Renewable energy firm The Eco Experts has ranked Kenya the country with the cleanest air in the World.

The study which was released in Nairobi on Friday took into account air pollution, energy consumption and renewable energy production.

It was also based on data from the International Energy Agency and World Health Organization (WHO).

The energy firm found out through its study that the countries with the cleanest air were largely those from Sub-Saharan Africa while Middle Eastern ones dominated the most toxic list.

It concentrated on countries that emit greenhouse gasses which could cause disastrous and irreversible damage to the environment.

The 10 least toxic countries were Kenya, Tanzania, Ethiopia, Mozambique, Cameroon, Zambia, Indonesia, Zimbabwe, Brazil and Congo.

Read Also: Tanzanian Children Ranked Fittest In World According to Study

The most toxic country was Saudi Arabia followed by Kuwait, Bahrain, Qatar, UAE, Oman, Turkmenistan, Libya, Kazakhstan, Trinidad & Tobago.

Arguments have spurred out following the release of this study seeing that another study released last year showed Nairobi to be the most polluted in the world.

Sweden’s Gothenburg University’s urban researcher, Marie Thynell, found out that there were high quantities of cancer-causing elements in Nairobi’s air. 10 times higher than the threshold recommended by WHO.

Thynell’s study showed that air pollution and emissions of toxic gasses in Nairobi were uncontrollable especially on roads – old and unregulated vehicles, and in slums – smoke from indoor and outdoor cooking with biomass.

It also revealed that the amount of diesel burned in the capital city posed a great risk to the lives of thousands of residents.

Read Also: Tension Rises As Water Shortage Hits Nairobi By January

The Eco Experts described its cleanest air findings as a warning to the growing emissions of greenhouse gasses which could cause great irreversible damage to the planet.

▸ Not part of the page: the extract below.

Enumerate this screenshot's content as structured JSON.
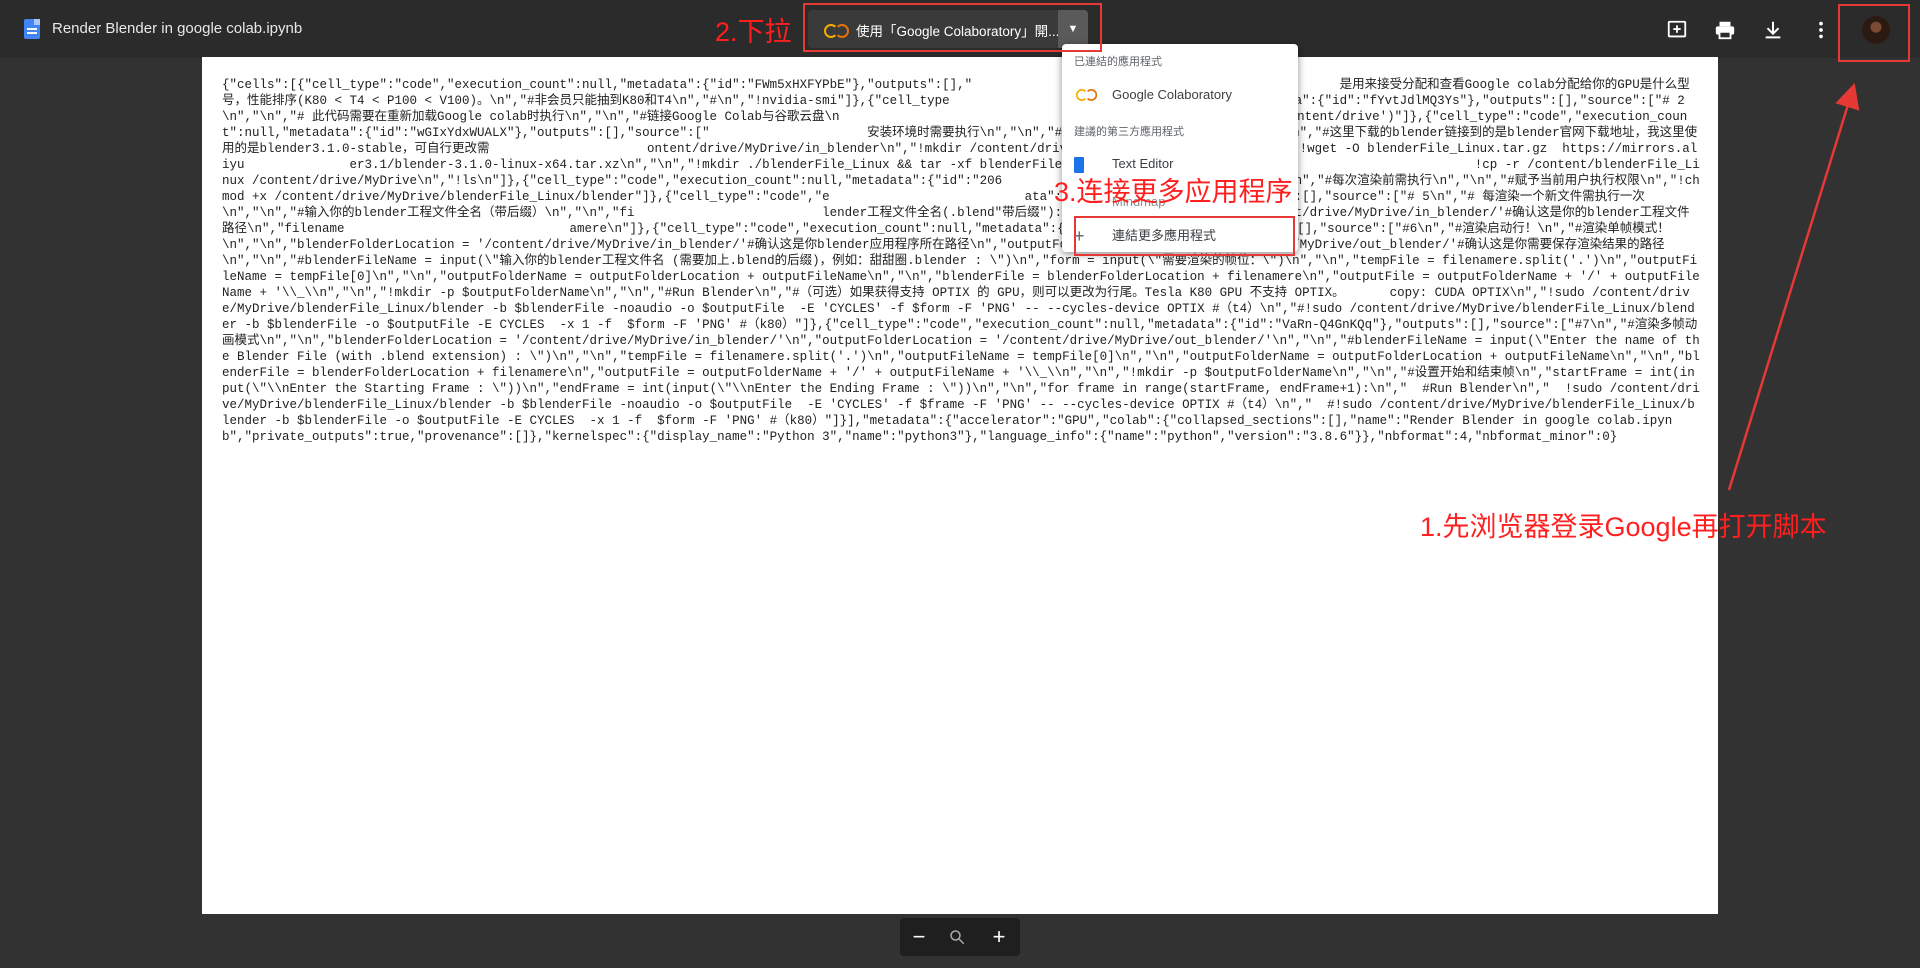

Last year, WHO revealed that levels of air pollution increased by 8 percent between 2009 and 2016. According to the health organization’s estimates, poor air quality has directly claimed 7 million lives every year.